[Extracted data entries]

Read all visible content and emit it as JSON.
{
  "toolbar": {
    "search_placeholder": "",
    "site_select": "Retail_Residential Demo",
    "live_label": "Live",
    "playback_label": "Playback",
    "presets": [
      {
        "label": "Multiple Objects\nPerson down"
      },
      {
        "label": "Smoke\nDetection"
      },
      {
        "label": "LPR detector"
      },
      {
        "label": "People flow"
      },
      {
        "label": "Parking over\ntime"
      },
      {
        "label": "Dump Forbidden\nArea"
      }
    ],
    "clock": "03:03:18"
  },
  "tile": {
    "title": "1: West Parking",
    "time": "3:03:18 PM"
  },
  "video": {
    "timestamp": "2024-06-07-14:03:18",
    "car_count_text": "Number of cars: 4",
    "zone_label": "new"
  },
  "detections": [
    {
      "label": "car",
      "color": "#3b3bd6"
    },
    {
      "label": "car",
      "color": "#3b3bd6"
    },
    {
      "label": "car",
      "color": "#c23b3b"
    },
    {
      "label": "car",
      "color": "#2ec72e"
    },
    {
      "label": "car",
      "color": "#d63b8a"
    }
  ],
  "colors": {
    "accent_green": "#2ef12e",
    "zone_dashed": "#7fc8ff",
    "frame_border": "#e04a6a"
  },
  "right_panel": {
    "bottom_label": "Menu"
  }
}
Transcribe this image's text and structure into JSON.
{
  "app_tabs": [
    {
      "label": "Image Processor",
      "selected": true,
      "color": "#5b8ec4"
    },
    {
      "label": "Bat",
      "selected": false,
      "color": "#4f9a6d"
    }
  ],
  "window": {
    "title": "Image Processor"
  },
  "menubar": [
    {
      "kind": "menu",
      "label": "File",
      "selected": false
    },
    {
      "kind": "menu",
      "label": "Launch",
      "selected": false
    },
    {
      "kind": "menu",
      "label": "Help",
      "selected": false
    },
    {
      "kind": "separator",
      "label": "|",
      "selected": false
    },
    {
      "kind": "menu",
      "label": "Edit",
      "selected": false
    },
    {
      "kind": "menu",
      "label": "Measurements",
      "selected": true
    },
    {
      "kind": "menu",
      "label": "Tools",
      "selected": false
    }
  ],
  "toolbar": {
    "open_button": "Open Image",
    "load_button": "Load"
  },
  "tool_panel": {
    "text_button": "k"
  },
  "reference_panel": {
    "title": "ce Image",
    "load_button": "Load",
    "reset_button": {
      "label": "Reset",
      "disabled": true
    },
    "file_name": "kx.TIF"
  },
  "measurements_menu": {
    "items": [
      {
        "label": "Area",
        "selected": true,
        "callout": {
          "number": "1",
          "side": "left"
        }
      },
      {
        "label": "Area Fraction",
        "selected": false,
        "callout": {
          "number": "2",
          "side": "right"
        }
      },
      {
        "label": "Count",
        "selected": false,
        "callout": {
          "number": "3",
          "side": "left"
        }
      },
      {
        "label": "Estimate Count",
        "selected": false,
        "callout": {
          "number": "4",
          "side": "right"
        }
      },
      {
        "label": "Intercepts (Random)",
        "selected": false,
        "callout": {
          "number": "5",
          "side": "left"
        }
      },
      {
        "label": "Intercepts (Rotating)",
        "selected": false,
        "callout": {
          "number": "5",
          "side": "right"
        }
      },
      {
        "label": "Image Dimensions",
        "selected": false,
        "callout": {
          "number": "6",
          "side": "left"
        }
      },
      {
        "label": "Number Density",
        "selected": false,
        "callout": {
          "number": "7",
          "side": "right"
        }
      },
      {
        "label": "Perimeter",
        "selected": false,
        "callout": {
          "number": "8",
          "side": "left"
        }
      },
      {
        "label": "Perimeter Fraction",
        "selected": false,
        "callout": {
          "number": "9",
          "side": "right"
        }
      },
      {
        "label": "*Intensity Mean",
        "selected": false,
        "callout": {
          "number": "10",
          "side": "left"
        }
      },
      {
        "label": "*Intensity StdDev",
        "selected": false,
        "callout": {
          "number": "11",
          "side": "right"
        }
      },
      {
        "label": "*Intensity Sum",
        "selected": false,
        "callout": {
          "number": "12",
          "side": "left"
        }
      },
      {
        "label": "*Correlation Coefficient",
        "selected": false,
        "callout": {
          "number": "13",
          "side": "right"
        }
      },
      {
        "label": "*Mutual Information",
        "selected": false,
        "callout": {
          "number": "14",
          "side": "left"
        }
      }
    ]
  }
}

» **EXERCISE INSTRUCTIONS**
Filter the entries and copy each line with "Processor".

» **RESPONSE**
      "label": "Image Processor",
    "title": "Image Processor"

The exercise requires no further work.